Exercise requirements:
Would you restate the entries below exactly, keeping every line?

========

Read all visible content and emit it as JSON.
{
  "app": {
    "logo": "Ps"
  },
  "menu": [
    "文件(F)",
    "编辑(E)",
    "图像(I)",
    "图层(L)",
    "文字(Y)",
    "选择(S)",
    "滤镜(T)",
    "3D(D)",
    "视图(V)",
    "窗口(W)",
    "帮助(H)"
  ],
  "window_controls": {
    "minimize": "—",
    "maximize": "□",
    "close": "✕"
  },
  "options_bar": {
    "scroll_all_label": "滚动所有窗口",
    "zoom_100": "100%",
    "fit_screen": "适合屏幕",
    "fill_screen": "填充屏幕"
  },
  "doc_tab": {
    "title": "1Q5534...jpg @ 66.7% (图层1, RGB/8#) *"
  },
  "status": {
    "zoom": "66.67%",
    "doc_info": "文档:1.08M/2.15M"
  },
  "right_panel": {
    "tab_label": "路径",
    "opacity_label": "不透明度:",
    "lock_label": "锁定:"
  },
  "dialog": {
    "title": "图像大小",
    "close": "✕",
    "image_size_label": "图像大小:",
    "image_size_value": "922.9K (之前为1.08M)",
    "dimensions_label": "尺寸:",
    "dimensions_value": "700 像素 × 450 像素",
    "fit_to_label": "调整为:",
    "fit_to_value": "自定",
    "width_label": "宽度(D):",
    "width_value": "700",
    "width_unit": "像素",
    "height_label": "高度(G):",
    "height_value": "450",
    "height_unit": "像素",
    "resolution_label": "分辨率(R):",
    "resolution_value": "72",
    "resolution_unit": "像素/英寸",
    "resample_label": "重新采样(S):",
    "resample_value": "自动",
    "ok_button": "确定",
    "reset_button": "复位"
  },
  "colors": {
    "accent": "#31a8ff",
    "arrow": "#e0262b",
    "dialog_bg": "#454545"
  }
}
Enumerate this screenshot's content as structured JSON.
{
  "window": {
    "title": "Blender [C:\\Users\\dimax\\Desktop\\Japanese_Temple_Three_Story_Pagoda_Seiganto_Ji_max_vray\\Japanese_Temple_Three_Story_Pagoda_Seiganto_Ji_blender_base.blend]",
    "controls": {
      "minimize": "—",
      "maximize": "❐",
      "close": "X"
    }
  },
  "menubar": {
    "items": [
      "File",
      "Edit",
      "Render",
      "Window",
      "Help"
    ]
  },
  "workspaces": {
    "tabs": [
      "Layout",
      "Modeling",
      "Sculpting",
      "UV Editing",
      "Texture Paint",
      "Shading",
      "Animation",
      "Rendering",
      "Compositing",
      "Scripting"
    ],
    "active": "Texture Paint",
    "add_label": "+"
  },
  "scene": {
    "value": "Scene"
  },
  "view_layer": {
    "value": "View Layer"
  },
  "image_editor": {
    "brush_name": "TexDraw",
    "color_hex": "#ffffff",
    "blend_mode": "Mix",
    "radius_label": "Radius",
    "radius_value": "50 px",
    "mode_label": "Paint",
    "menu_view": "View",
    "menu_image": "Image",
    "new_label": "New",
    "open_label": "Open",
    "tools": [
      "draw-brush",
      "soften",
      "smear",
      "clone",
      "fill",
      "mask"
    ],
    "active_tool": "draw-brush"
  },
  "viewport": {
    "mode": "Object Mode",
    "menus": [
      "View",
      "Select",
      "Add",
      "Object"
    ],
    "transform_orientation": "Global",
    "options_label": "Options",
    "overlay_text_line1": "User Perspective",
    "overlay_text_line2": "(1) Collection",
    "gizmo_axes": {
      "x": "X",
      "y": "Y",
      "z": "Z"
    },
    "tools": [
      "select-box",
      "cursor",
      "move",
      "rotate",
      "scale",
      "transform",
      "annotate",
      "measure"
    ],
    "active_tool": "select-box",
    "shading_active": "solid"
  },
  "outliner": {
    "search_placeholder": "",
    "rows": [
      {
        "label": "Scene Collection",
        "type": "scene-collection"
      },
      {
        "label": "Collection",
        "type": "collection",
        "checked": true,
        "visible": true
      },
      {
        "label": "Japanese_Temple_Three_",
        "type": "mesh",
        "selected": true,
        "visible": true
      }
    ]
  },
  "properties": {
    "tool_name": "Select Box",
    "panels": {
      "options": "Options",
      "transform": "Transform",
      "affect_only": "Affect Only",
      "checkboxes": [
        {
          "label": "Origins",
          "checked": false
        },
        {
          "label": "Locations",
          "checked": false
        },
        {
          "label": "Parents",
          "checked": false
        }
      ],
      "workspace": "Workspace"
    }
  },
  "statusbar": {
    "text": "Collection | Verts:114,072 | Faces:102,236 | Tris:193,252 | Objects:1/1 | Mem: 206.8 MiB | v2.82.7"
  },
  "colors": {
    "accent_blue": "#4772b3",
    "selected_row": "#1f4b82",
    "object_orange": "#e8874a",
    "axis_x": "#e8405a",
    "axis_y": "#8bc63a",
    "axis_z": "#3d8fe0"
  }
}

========

Response box:
Read all visible content and emit it as JSON.
{
  "app": {
    "logo": "Ps"
  },
  "menu": [
    "文件(F)",
    "编辑(E)",
    "图像(I)",
    "图层(L)",
    "文字(Y)",
    "选择(S)",
    "滤镜(T)",
    "3D(D)",
    "视图(V)",
    "窗口(W)",
    "帮助(H)"
  ],
  "window_controls": {
    "minimize": "—",
    "maximize": "□",
    "close": "✕"
  },
  "options_bar": {
    "scroll_all_label": "滚动所有窗口",
    "zoom_100": "100%",
    "fit_screen": "适合屏幕",
    "fill_screen": "填充屏幕"
  },
  "doc_tab": {
    "title": "1Q5534...jpg @ 66.7% (图层1, RGB/8#) *"
  },
  "status": {
    "zoom": "66.67%",
    "doc_info": "文档:1.08M/2.15M"
  },
  "right_panel": {
    "tab_label": "路径",
    "opacity_label": "不透明度:",
    "lock_label": "锁定:"
  },
  "dialog": {
    "title": "图像大小",
    "close": "✕",
    "image_size_label": "图像大小:",
    "image_size_value": "922.9K (之前为1.08M)",
    "dimensions_label": "尺寸:",
    "dimensions_value": "700 像素 × 450 像素",
    "fit_to_label": "调整为:",
    "fit_to_value": "自定",
    "width_label": "宽度(D):",
    "width_value": "700",
    "width_unit": "像素",
    "height_label": "高度(G):",
    "height_value": "450",
    "height_unit": "像素",
    "resolution_label": "分辨率(R):",
    "resolution_value": "72",
    "resolution_unit": "像素/英寸",
    "resample_label": "重新采样(S):",
    "resample_value": "自动",
    "ok_button": "确定",
    "reset_button": "复位"
  },
  "colors": {
    "accent": "#31a8ff",
    "arrow": "#e0262b",
    "dialog_bg": "#454545"
  }
}
Enumerate this screenshot's content as structured JSON.
{
  "window": {
    "title": "Blender [C:\\Users\\dimax\\Desktop\\Japanese_Temple_Three_Story_Pagoda_Seiganto_Ji_max_vray\\Japanese_Temple_Three_Story_Pagoda_Seiganto_Ji_blender_base.blend]",
    "controls": {
      "minimize": "—",
      "maximize": "❐",
      "close": "X"
    }
  },
  "menubar": {
    "items": [
      "File",
      "Edit",
      "Render",
      "Window",
      "Help"
    ]
  },
  "workspaces": {
    "tabs": [
      "Layout",
      "Modeling",
      "Sculpting",
      "UV Editing",
      "Texture Paint",
      "Shading",
      "Animation",
      "Rendering",
      "Compositing",
      "Scripting"
    ],
    "active": "Texture Paint",
    "add_label": "+"
  },
  "scene": {
    "value": "Scene"
  },
  "view_layer": {
    "value": "View Layer"
  },
  "image_editor": {
    "brush_name": "TexDraw",
    "color_hex": "#ffffff",
    "blend_mode": "Mix",
    "radius_label": "Radius",
    "radius_value": "50 px",
    "mode_label": "Paint",
    "menu_view": "View",
    "menu_image": "Image",
    "new_label": "New",
    "open_label": "Open",
    "tools": [
      "draw-brush",
      "soften",
      "smear",
      "clone",
      "fill",
      "mask"
    ],
    "active_tool": "draw-brush"
  },
  "viewport": {
    "mode": "Object Mode",
    "menus": [
      "View",
      "Select",
      "Add",
      "Object"
    ],
    "transform_orientation": "Global",
    "options_label": "Options",
    "overlay_text_line1": "User Perspective",
    "overlay_text_line2": "(1) Collection",
    "gizmo_axes": {
      "x": "X",
      "y": "Y",
      "z": "Z"
    },
    "tools": [
      "select-box",
      "cursor",
      "move",
      "rotate",
      "scale",
      "transform",
      "annotate",
      "measure"
    ],
    "active_tool": "select-box",
    "shading_active": "solid"
  },
  "outliner": {
    "search_placeholder": "",
    "rows": [
      {
        "label": "Scene Collection",
        "type": "scene-collection"
      },
      {
        "label": "Collection",
        "type": "collection",
        "checked": true,
        "visible": true
      },
      {
        "label": "Japanese_Temple_Three_",
        "type": "mesh",
        "selected": true,
        "visible": true
      }
    ]
  },
  "properties": {
    "tool_name": "Select Box",
    "panels": {
      "options": "Options",
      "transform": "Transform",
      "affect_only": "Affect Only",
      "checkboxes": [
        {
          "label": "Origins",
          "checked": false
        },
        {
          "label": "Locations",
          "checked": false
        },
        {
          "label": "Parents",
          "checked": false
        }
      ],
      "workspace": "Workspace"
    }
  },
  "statusbar": {
    "text": "Collection | Verts:114,072 | Faces:102,236 | Tris:193,252 | Objects:1/1 | Mem: 206.8 MiB | v2.82.7"
  },
  "colors": {
    "accent_blue": "#4772b3",
    "selected_row": "#1f4b82",
    "object_orange": "#e8874a",
    "axis_x": "#e8405a",
    "axis_y": "#8bc63a",
    "axis_z": "#3d8fe0"
  }
}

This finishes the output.